INFORMATION GIVEN –

**********

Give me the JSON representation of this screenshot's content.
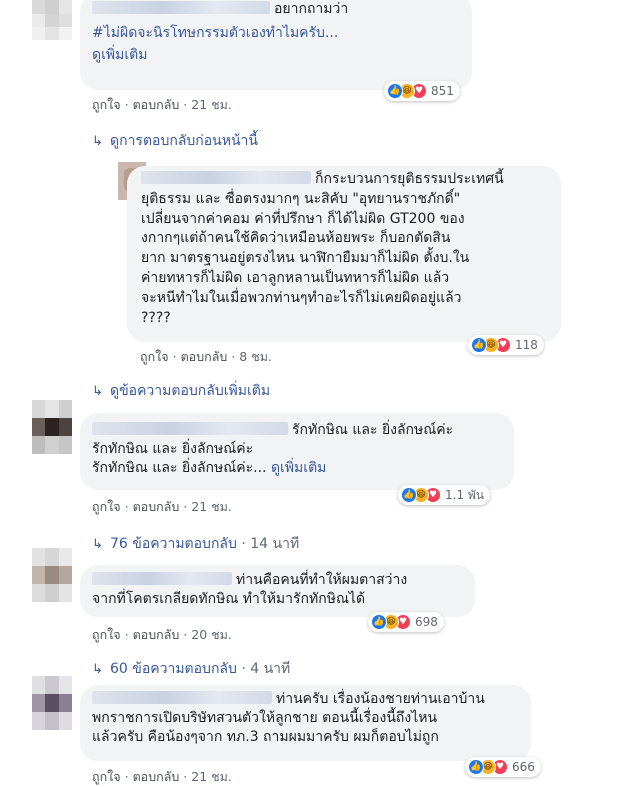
{
  "comment1": {
    "text_after_name": "อยากถามว่า",
    "hashtag": "#ไม่ผิดจะนิรโทษกรรมตัวเองทำไมครับ...",
    "see_more": "ดูเพิ่มเติม",
    "like": "ถูกใจ",
    "reply": "ตอบกลับ",
    "time": "21 ชม.",
    "reaction_count": "851"
  },
  "prev_replies": "ดูการตอบกลับก่อนหน้านี้",
  "reply1": {
    "lines": [
      "ก็กระบวนการยุติธรรมประเทศนี้",
      "ยุติธรรม และ ซื่อตรงมากๆ นะสิคับ \"อุทยานราชภักดิ์\"",
      "เปลี่ยนจากค่าคอม ค่าที่ปรึกษา ก็ได้ไม่ผิด GT200 ของ",
      "งกากๆแต่ถ้าคนใช้คิดว่าเหมือนห้อยพระ ก็บอกตัดสิน",
      "ยาก มาตรฐานอยู่ตรงไหน นาฬิกายืมมาก็ไม่ผิด ตั้งบ.ใน",
      "ค่ายทหารก็ไม่ผิด เอาลูกหลานเป็นทหารก็ไม่ผิด แล้ว",
      "จะหนีทำไมในเมื่อพวกท่านๆทำอะไรก็ไม่เคยผิดอยู่แล้ว",
      "????"
    ],
    "like": "ถูกใจ",
    "reply": "ตอบกลับ",
    "time": "8 ชม.",
    "reaction_count": "118"
  },
  "more_replies": "ดูข้อความตอบกลับเพิ่มเติม",
  "comment2": {
    "line1": "รักทักษิณ และ ยิ่งลักษณ์ค่ะ",
    "line2": "รักทักษิณ และ ยิ่งลักษณ์ค่ะ",
    "line3": "รักทักษิณ และ ยิ่งลักษณ์ค่ะ...",
    "see_more": "ดูเพิ่มเติม",
    "like": "ถูกใจ",
    "reply": "ตอบกลับ",
    "time": "21 ชม.",
    "reaction_count": "1.1 พัน",
    "replies_count": "76 ข้อความตอบกลับ",
    "replies_time": "14 นาที"
  },
  "comment3": {
    "line1": "ท่านคือคนที่ทำให้ผมตาสว่าง",
    "line2": "จากที่โคตรเกลียดทักษิณ ทำให้มารักทักษิณได้",
    "like": "ถูกใจ",
    "reply": "ตอบกลับ",
    "time": "20 ชม.",
    "reaction_count": "698",
    "replies_count": "60 ข้อความตอบกลับ",
    "replies_time": "4 นาที"
  },
  "comment4": {
    "line1": "ท่านครับ เรื่องน้องชายท่านเอาบ้าน",
    "line2": "พกราชการเปิดบริษัทสวนตัวให้ลูกชาย ตอนนี้เรื่องนี้ถึงไหน",
    "line3": "แล้วครับ คือน้องๆจาก ทภ.3 ถามผมมาครับ ผมก็ตอบไม่ถูก",
    "like": "ถูกใจ",
    "reply": "ตอบกลับ",
    "time": "21 ชม.",
    "reaction_count": "666"
  },
  "colors": {
    "link": "#385898",
    "bubble": "#f2f3f5",
    "like": "#1877f2",
    "love": "#f33e58",
    "haha": "#f7b125"
  }
}
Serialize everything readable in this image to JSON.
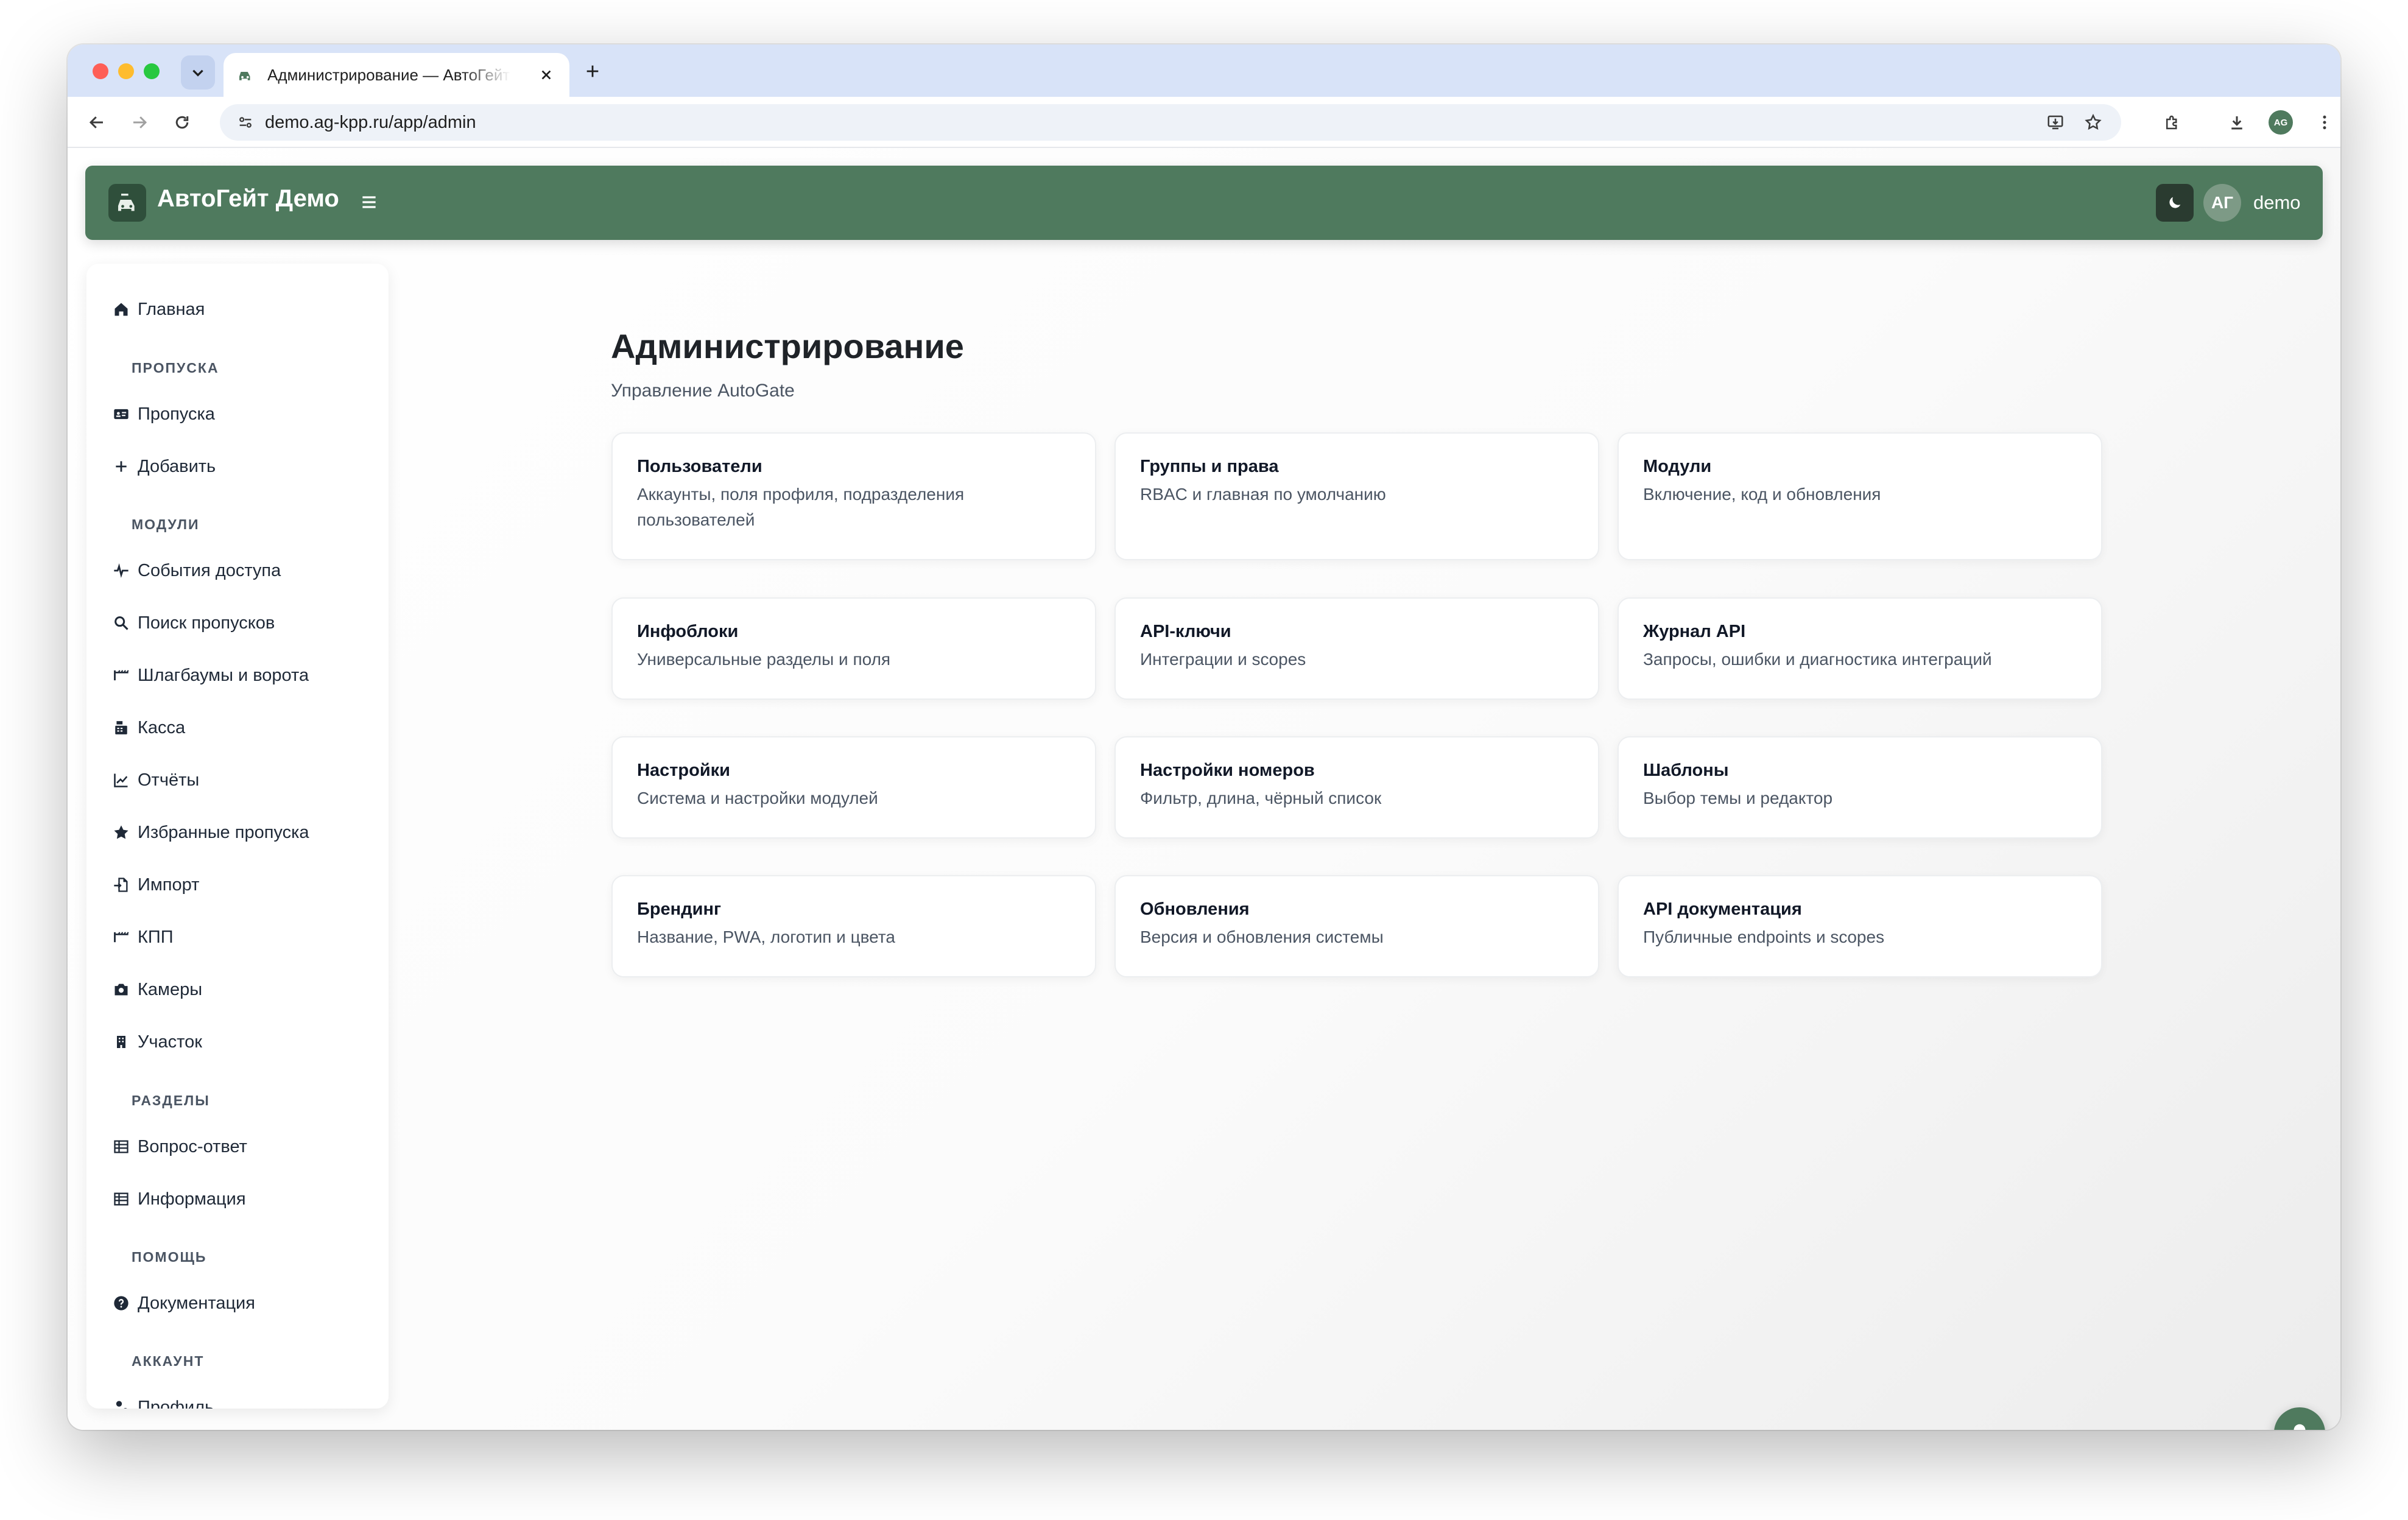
{
  "browser": {
    "tab_title": "Администрирование — АвтоГейт Демо",
    "url": "demo.ag-kpp.ru/app/admin",
    "profile_initials": "AG"
  },
  "appbar": {
    "title": "АвтоГейт Демо",
    "avatar_initials": "АГ",
    "username": "demo"
  },
  "sidebar": {
    "home": "Главная",
    "sections": {
      "passes": "ПРОПУСКА",
      "modules": "МОДУЛИ",
      "sections": "РАЗДЕЛЫ",
      "help": "ПОМОЩЬ",
      "account": "АККАУНТ"
    },
    "items": {
      "passes": "Пропуска",
      "add": "Добавить",
      "access_events": "События доступа",
      "pass_search": "Поиск пропусков",
      "barriers": "Шлагбаумы и ворота",
      "cashbox": "Касса",
      "reports": "Отчёты",
      "favorites": "Избранные пропуска",
      "import": "Импорт",
      "checkpoint": "КПП",
      "cameras": "Камеры",
      "area": "Участок",
      "faq": "Вопрос-ответ",
      "info": "Информация",
      "docs": "Документация",
      "profile": "Профиль"
    }
  },
  "main": {
    "title": "Администрирование",
    "subtitle": "Управление AutoGate",
    "cards": [
      {
        "title": "Пользователи",
        "desc": "Аккаунты, поля профиля, подразделения пользователей"
      },
      {
        "title": "Группы и права",
        "desc": "RBAC и главная по умолчанию"
      },
      {
        "title": "Модули",
        "desc": "Включение, код и обновления"
      },
      {
        "title": "Инфоблоки",
        "desc": "Универсальные разделы и поля"
      },
      {
        "title": "API-ключи",
        "desc": "Интеграции и scopes"
      },
      {
        "title": "Журнал API",
        "desc": "Запросы, ошибки и диагностика интеграций"
      },
      {
        "title": "Настройки",
        "desc": "Система и настройки модулей"
      },
      {
        "title": "Настройки номеров",
        "desc": "Фильтр, длина, чёрный список"
      },
      {
        "title": "Шаблоны",
        "desc": "Выбор темы и редактор"
      },
      {
        "title": "Брендинг",
        "desc": "Название, PWA, логотип и цвета"
      },
      {
        "title": "Обновления",
        "desc": "Версия и обновления системы"
      },
      {
        "title": "API документация",
        "desc": "Публичные endpoints и scopes"
      }
    ]
  },
  "colors": {
    "brand": "#4f7a5e",
    "brand_dark": "#2f4f3b",
    "tab_strip": "#d8e3f8"
  }
}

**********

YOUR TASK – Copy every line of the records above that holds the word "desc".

SOLUTION –
        "desc": "Аккаунты, поля профиля, подразделения пользователей"
        "desc": "RBAC и главная по умолчанию"
        "desc": "Включение, код и обновления"
        "desc": "Универсальные разделы и поля"
        "desc": "Интеграции и scopes"
        "desc": "Запросы, ошибки и диагностика интеграций"
        "desc": "Система и настройки модулей"
        "desc": "Фильтр, длина, чёрный список"
        "desc": "Выбор темы и редактор"
        "desc": "Название, PWA, логотип и цвета"
        "desc": "Версия и обновления системы"
        "desc": "Публичные endpoints и scopes"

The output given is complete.